Covid-19 Story Tip: How to Deal with Feelings of Guilt While Following Covid-19 Safety Measures
With ever-changing COVID-19 safety measures, it can often be difficult to determine which social situations with friends or family — such as attending a small gathering — will put you at risk for potential exposure. Each person evaluates risk differently, and there may be social pressure that creates a sense of guilt.
“Depending on your motivation at the moment, you may experience feelings of guilt when declining certain activities,” says Carisa Parrish, M.A., Ph.D., an associate professor of Psychiatry and Behavioral Sciences at the Johns Hopkins University School of Medicine. “When you’re missing out on social time and dealing with stress, you may choose emotional health over safety without realizing the risk for COVID-19 that is at play.”
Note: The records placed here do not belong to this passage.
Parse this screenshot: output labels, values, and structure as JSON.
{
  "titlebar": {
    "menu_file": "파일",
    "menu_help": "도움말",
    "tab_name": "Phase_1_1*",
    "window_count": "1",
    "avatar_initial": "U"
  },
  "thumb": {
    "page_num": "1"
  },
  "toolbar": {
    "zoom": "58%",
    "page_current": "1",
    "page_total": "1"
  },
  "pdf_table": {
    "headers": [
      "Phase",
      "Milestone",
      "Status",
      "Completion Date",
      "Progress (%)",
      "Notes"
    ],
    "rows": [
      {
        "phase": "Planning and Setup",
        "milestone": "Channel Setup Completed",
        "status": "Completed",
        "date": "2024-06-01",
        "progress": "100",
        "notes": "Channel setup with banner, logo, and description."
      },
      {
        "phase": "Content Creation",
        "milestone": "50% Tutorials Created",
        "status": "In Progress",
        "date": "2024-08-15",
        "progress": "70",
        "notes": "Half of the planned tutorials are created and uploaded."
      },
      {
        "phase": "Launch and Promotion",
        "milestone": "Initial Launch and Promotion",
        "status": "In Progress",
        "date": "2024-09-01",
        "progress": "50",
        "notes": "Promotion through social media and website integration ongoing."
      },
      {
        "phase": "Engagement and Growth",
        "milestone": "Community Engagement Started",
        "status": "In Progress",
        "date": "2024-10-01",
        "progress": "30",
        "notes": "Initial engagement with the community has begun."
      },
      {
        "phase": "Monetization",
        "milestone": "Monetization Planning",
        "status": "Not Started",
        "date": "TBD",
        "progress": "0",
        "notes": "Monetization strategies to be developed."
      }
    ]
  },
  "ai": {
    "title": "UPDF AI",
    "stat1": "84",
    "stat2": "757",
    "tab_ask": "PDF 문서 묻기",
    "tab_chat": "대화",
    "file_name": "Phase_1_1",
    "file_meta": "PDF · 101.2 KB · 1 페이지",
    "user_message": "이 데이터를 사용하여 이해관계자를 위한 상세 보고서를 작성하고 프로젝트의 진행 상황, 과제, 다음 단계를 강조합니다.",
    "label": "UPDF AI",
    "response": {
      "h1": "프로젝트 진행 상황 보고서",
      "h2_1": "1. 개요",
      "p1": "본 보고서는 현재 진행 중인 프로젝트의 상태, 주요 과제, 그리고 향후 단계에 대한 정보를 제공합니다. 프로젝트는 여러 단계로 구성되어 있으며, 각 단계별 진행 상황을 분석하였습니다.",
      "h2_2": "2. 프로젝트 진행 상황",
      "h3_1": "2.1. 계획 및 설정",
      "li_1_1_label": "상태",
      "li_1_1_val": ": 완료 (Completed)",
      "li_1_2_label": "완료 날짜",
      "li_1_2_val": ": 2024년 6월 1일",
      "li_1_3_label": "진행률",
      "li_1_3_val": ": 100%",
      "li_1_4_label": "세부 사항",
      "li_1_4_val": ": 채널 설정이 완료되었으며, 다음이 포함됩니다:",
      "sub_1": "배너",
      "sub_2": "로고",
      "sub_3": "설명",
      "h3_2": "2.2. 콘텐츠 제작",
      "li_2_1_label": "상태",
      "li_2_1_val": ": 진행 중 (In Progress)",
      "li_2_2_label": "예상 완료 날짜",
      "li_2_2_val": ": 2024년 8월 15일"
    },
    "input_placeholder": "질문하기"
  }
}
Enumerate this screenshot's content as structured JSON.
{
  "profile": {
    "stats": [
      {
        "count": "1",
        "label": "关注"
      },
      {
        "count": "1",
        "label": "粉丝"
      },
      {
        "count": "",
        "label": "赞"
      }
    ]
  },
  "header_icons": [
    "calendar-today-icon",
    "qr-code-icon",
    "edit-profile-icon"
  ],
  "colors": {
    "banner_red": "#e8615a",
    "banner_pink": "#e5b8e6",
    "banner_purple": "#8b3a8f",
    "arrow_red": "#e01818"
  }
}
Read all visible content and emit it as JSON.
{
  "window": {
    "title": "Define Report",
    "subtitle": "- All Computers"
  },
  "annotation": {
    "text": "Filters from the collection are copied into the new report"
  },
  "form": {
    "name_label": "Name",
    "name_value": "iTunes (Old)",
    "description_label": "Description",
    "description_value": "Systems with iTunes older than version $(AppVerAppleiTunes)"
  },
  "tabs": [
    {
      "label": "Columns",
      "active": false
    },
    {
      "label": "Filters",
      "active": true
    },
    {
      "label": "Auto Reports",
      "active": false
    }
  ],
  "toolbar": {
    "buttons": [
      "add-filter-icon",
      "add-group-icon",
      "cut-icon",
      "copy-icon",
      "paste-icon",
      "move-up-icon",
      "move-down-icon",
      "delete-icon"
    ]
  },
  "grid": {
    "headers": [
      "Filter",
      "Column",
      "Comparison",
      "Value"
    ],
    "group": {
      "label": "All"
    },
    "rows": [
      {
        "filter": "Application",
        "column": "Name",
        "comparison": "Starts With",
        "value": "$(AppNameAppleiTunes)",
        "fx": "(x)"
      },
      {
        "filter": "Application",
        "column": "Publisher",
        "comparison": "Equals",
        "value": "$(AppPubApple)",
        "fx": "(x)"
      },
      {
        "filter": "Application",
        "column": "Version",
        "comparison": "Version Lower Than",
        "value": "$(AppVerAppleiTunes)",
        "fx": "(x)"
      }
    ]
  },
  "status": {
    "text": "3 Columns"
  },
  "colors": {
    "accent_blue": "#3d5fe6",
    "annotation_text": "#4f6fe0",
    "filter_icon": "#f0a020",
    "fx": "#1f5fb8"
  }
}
The Centers for Disease Control and Prevention notes that close contact with other people increases risk, which is why choosing social activities carefully is so important. Parrish suggests a few ways to mindfully decline certain activities during the pandemic.
“You cannot be certain of each person’s COVID-19 risk. You never know who will get COVID-19,” she says. “Just because I don’t think my risk is high, it doesn’t mean my risk is zero.”
She recommends regularly checking the COVID-19 data. This may help keep our awareness of the ongoing risks fresh in mind. If the number of cases and deaths are increasing, be more vigilant when making decisions. Review CDC recommendations about current guidelines.
As the months wear on, Parrish says there can be a kind of fatigue and apathy that makes it harder to maintain compliance. This apathy may make us less attentive when the COVID rates are increasing in our community. Therefore, Parrish suggests calibrating the facts with real stories about people who have lost their family members to COVID-19.
“It helps people realize it could happen to them,” she says. “You’re not just choosing for yourself; you’re choosing for everyone.”
Parrish also suggests talking to your primary care physician about a potential social activity you would like to participate in and hear what he or she recommends, including the potential COVID-19 risk involved. You can also explore the Centers for Disease Control and Prevention website to learn their recommendations, as well as visit Johns Hopkins Medicine’s Coronavirus portal.